The furore around the incident at Obz Café between student activists Ntokozo Qwabe, Wandile Dlamini and waitress Ashleigh Schultz has put a spotlight on the racial and power dynamics in the food service industry. Many waitrons work long hours and are students working to get pocket money; and because there is a distinct power relationship between customer and server, they often get bullied. KWAZI DLAMINI spoke to waitrons in Durban about customer experiences.
Nomvuselelo Zenzile, 44, waitress/supervisor, Ntuzuma
I have been working here as a waitress for 10 years and I have dealt with a lot of bad customers. Some customers don’t know the menu – they order something they are not sure of, then when they see it they say they can’t eat it. Surely we are going to refuse because the company doesn’t allow that. That is when they start calling us names and telling us we don’t know how to do our job; we are not educated and we must go back to school. But because of experience I know how to deal with such issues. I inform the manager whenever I face that situation but the customer is always right. The funny thing is that most people who ill-treat waitresses are black people.
Sisipho Mvulane, 26, waitress, Nanda
Honestly speaking, I’m tired of being a waitress. In fact, I’m tired of being disrespected by strangers. One time I had a customer throwing food at my face because he she was not satisfied with it, and most of them use the line “I pay your salary”. We do report to the management, but they always side with the customer because they also want to protect their business – even if the customer was wrong. One incident I will remember for the rest of my life was when a lady racially abused me. She was here with her family and they did not finish their food, so as I was preparing to pack the food for her as a take away she angrily said, “Are you going to pack my food with your black hands?” I was shocked and disappointed but I just kept quiet.
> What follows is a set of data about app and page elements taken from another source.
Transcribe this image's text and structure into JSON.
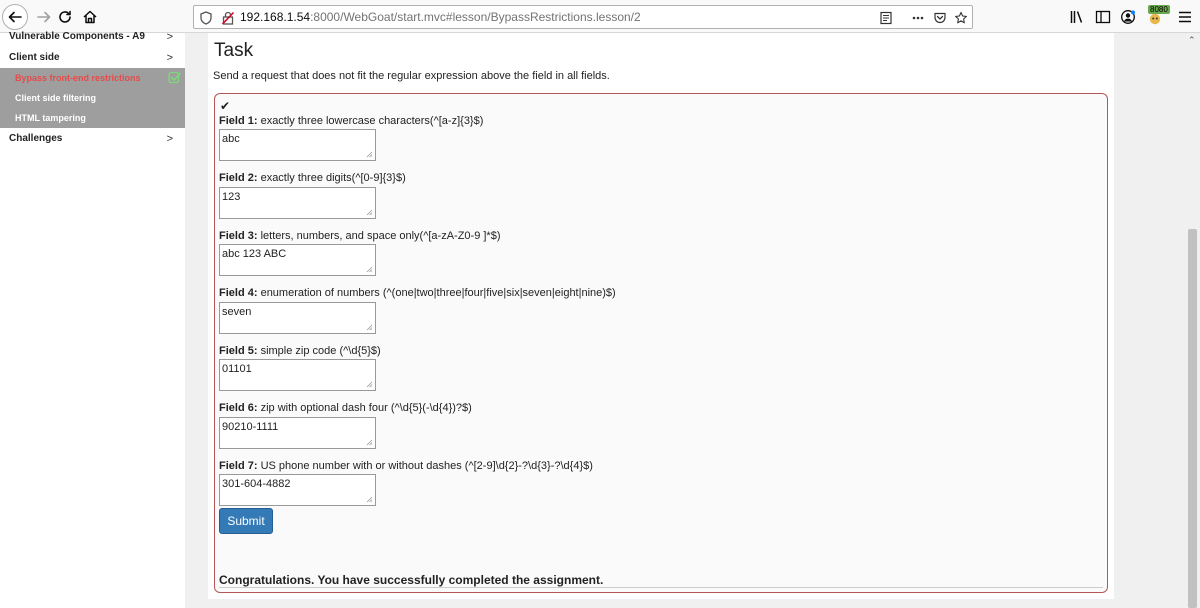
{
  "browser": {
    "url_host": "192.168.1.54",
    "url_path": ":8000/WebGoat/start.mvc#lesson/BypassRestrictions.lesson/2",
    "proxy_badge": "8080"
  },
  "sidebar": {
    "items": [
      {
        "label": "Vulnerable Components - A9",
        "chevron": ">"
      },
      {
        "label": "Client side",
        "chevron": ">"
      },
      {
        "label": "Bypass front-end restrictions"
      },
      {
        "label": "Client side filtering"
      },
      {
        "label": "HTML tampering"
      },
      {
        "label": "Challenges",
        "chevron": ">"
      }
    ]
  },
  "task": {
    "title": "Task",
    "description": "Send a request that does not fit the regular expression above the field in all fields.",
    "checkmark": "✔",
    "fields": [
      {
        "name": "Field 1:",
        "desc": " exactly three lowercase characters(^[a-z]{3}$)",
        "value": "abc"
      },
      {
        "name": "Field 2:",
        "desc": " exactly three digits(^[0-9]{3}$)",
        "value": "123"
      },
      {
        "name": "Field 3:",
        "desc": " letters, numbers, and space only(^[a-zA-Z0-9 ]*$)",
        "value": "abc 123 ABC"
      },
      {
        "name": "Field 4:",
        "desc": " enumeration of numbers (^(one|two|three|four|five|six|seven|eight|nine)$)",
        "value": "seven"
      },
      {
        "name": "Field 5:",
        "desc": " simple zip code (^\\d{5}$)",
        "value": "01101"
      },
      {
        "name": "Field 6:",
        "desc": " zip with optional dash four (^\\d{5}(-\\d{4})?$)",
        "value": "90210-1111"
      },
      {
        "name": "Field 7:",
        "desc": " US phone number with or without dashes (^[2-9]\\d{2}-?\\d{3}-?\\d{4}$)",
        "value": "301-604-4882"
      }
    ],
    "submit_label": "Submit",
    "success_message": "Congratulations. You have successfully completed the assignment."
  }
}
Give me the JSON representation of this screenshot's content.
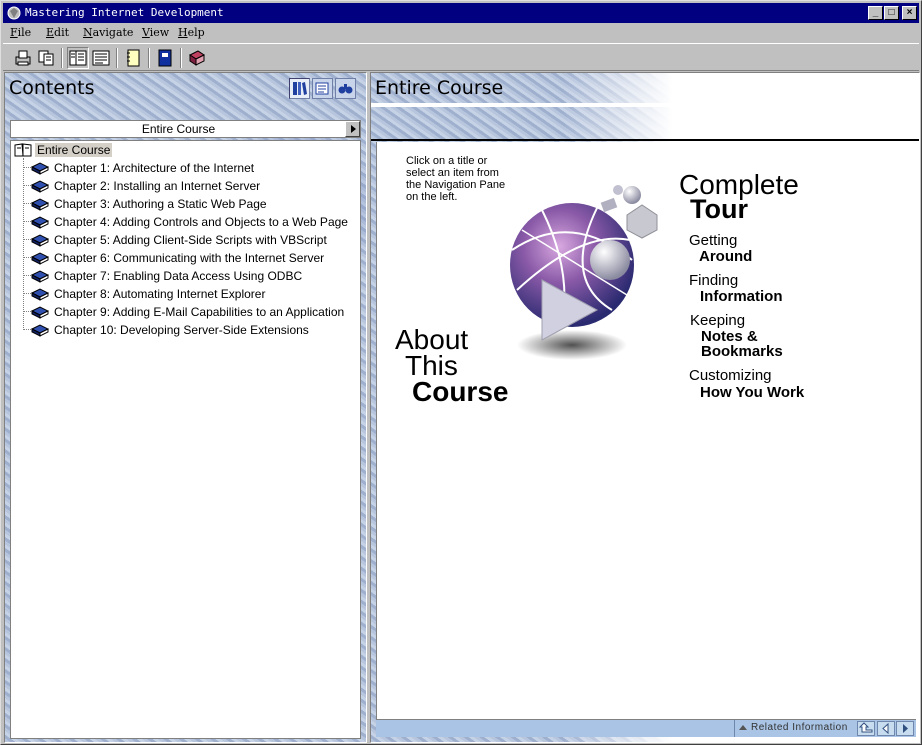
{
  "window": {
    "title": "Mastering Internet Development",
    "controls": [
      "_",
      "□",
      "×"
    ]
  },
  "menu": [
    {
      "key": "F",
      "rest": "ile"
    },
    {
      "key": "E",
      "rest": "dit"
    },
    {
      "key": "N",
      "rest": "avigate"
    },
    {
      "key": "V",
      "rest": "iew"
    },
    {
      "key": "H",
      "rest": "elp"
    }
  ],
  "toolbar": {
    "icons": [
      "print-icon",
      "copy-icon",
      "navigation-pane-icon",
      "text-pane-icon",
      "notes-icon",
      "bookmark-icon",
      "book-icon"
    ]
  },
  "left_pane": {
    "header": "Contents",
    "header_icons": [
      "contents-tab-icon",
      "index-tab-icon",
      "search-tab-icon"
    ],
    "dropdown_value": "Entire Course",
    "tree": {
      "root": "Entire Course",
      "items": [
        "Chapter 1: Architecture of the Internet",
        "Chapter 2: Installing an Internet Server",
        "Chapter 3: Authoring a Static Web Page",
        "Chapter 4: Adding Controls and Objects to a Web Page",
        "Chapter 5: Adding Client-Side Scripts with VBScript",
        "Chapter 6: Communicating with the Internet Server",
        "Chapter 7: Enabling Data Access Using ODBC",
        "Chapter 8: Automating Internet Explorer",
        "Chapter 9: Adding E-Mail Capabilities to an Application",
        "Chapter 10: Developing Server-Side Extensions"
      ]
    }
  },
  "right_pane": {
    "header": "Entire Course",
    "hint": "Click on a title or select an item from the Navigation Pane on the left.",
    "about": {
      "line1": "About",
      "line2": "This",
      "line3": "Course"
    },
    "tour": {
      "line1": "Complete",
      "line2": "Tour"
    },
    "links": [
      {
        "light": "Getting",
        "bold": "Around"
      },
      {
        "light": "Finding",
        "bold": "Information"
      },
      {
        "light": "Keeping",
        "bold": "Notes &",
        "bold2": "Bookmarks"
      },
      {
        "light": "Customizing",
        "bold": "How You Work"
      }
    ],
    "status": {
      "related": "Related Information",
      "nav_icons": [
        "up-icon",
        "back-icon",
        "forward-icon"
      ]
    }
  }
}
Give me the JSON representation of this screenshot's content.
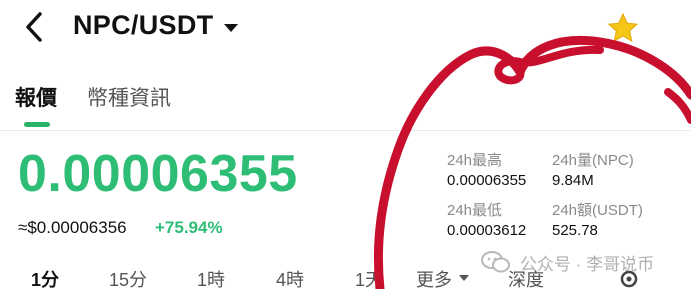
{
  "header": {
    "pair": "NPC/USDT",
    "icons": {
      "back": "back-arrow-icon",
      "dropdown": "caret-down-icon",
      "favorite": "star-icon"
    },
    "star_color": "#f5c518"
  },
  "tabs": [
    {
      "label": "報價",
      "active": true
    },
    {
      "label": "幣種資訊",
      "active": false
    }
  ],
  "ticker": {
    "price": "0.00006355",
    "fiat_price": "≈$0.00006356",
    "change_pct": "+75.94%",
    "up_color": "#2ebd75"
  },
  "stats": {
    "high_label": "24h最高",
    "high_value": "0.00006355",
    "vol_base_label": "24h量(NPC)",
    "vol_base_value": "9.84M",
    "low_label": "24h最低",
    "low_value": "0.00003612",
    "vol_quote_label": "24h額(USDT)",
    "vol_quote_value": "525.78"
  },
  "intervals": {
    "items": [
      "1分",
      "15分",
      "1時",
      "4時",
      "1天"
    ],
    "more": "更多",
    "depth": "深度"
  },
  "watermark": {
    "text": "公众号 · 李哥说币"
  },
  "annotation": {
    "color": "#c8102e"
  }
}
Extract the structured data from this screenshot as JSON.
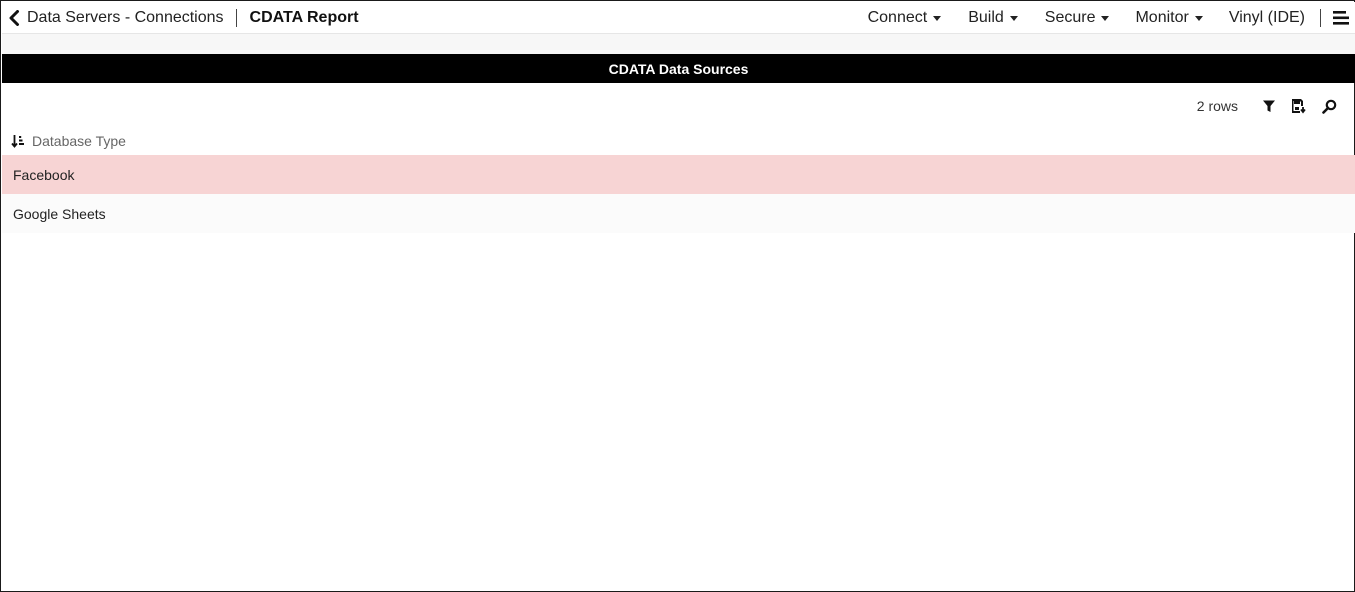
{
  "header": {
    "back_label": "Data Servers - Connections",
    "page_title": "CDATA Report",
    "nav": [
      {
        "label": "Connect"
      },
      {
        "label": "Build"
      },
      {
        "label": "Secure"
      },
      {
        "label": "Monitor"
      },
      {
        "label": "Vinyl (IDE)"
      }
    ],
    "icons": {
      "back": "chevron-left-icon",
      "menu": "hamburger-menu-icon"
    }
  },
  "section": {
    "title": "CDATA Data Sources"
  },
  "toolbar": {
    "row_count": "2 rows",
    "icons": [
      "filter-icon",
      "export-icon",
      "search-icon"
    ]
  },
  "grid": {
    "sort_icon": "sort-ascending-icon",
    "column_header": "Database Type",
    "rows": [
      {
        "database_type": "Facebook",
        "selected": true
      },
      {
        "database_type": "Google Sheets",
        "selected": false
      }
    ]
  },
  "colors": {
    "section_header_bg": "#000000",
    "selected_row_bg": "#f7d4d4",
    "text": "#222222"
  }
}
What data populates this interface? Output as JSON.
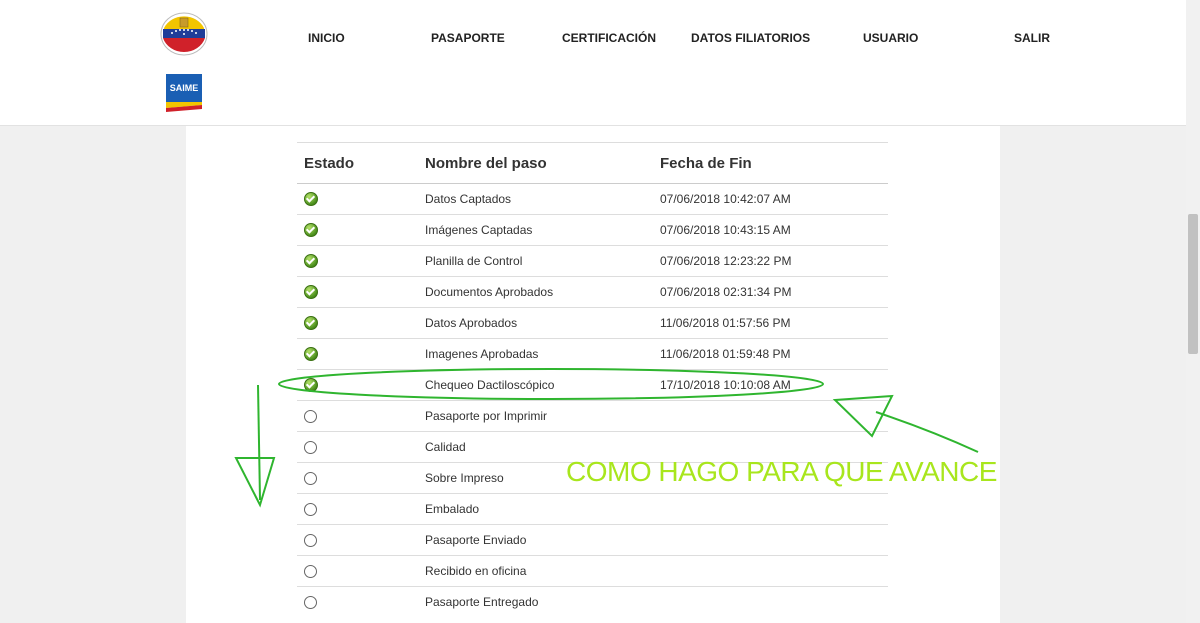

I have been a waitress for three years now and I can promise you this job needs someone with a thick skin. Your day can get ruined anytime by customers and your boss calling you to the office. One day, a colleague of mine was calling me and I shouted back because she was calling from the top floor and I was telling her I was still busy taking orders she must wait. Then a customer intervened and asked me why am I shouting; I don’t respect them as customers and that’s probably because I slept with the manager to get the job and she is the reason I go to the toilet. I called my manager and I was told not to shout ever again in front of customers. But the manager later came to me and told me the lady has issues and I shouldn’t mind people like her.
Sandiso Sibeko, 24, waiter, Jacobs
I have only been working here for eight months but I have had countless encounters with unsatisfied customers. I have learnt to handle them in a good manner. Sometimes you bring the wrong order and a customer will shout at you like you just asked for both his kidneys. One time I refused to give a customer drinking glasses simply because she did not buy the drinks inside and she shouted at me calling all sorts of names until I had to call the manager and he explained to her. The customer just fumed and stormed out of the restaurant without paying for the food.
Sello Mnikathi, 22, waitress, Chesterville
I am yet to come up against a rude customer. I have met customers who complain about their orders but it’s always calm and we fix things in a good manner. One time a customer said he wanted a quarter chicken meal and we have three quarter chicken meals here, so I asked whether with chips or roll and he said chips. When I came back with the order he asked me if it doesn’t come with a roll and I said it does only when you ask for it, and with more money. He added money without throwing tantrums.
Samkelisiwe Mvusi, 25, waitress, South Beach
I have learnt to be calm in this job and always smile, even when being shouted at. People come and unload their problems on us and that is not cool. The previous restaurant I worked at there was a lady who ordered a full chicken and she wanted it to be cut into eight pieces. When the chicken came back, she changed and said she said it must be cut into four pieces. The waitress went back to get a chicken cut into four pieces, when she came back the lady said the chips are now cold and she must take them back. The waitress was still waiting for the new chips while she continued serving other customers, and when the complaining customer saw that, she lost it and started complaining. She called the waitress useless until the waitress finally had enough and told her they must go outside and settle it by fighting. It doesn’t really have to come to that but sometimes customers push us to the limits.
Voxes have been edited for brevity and clarity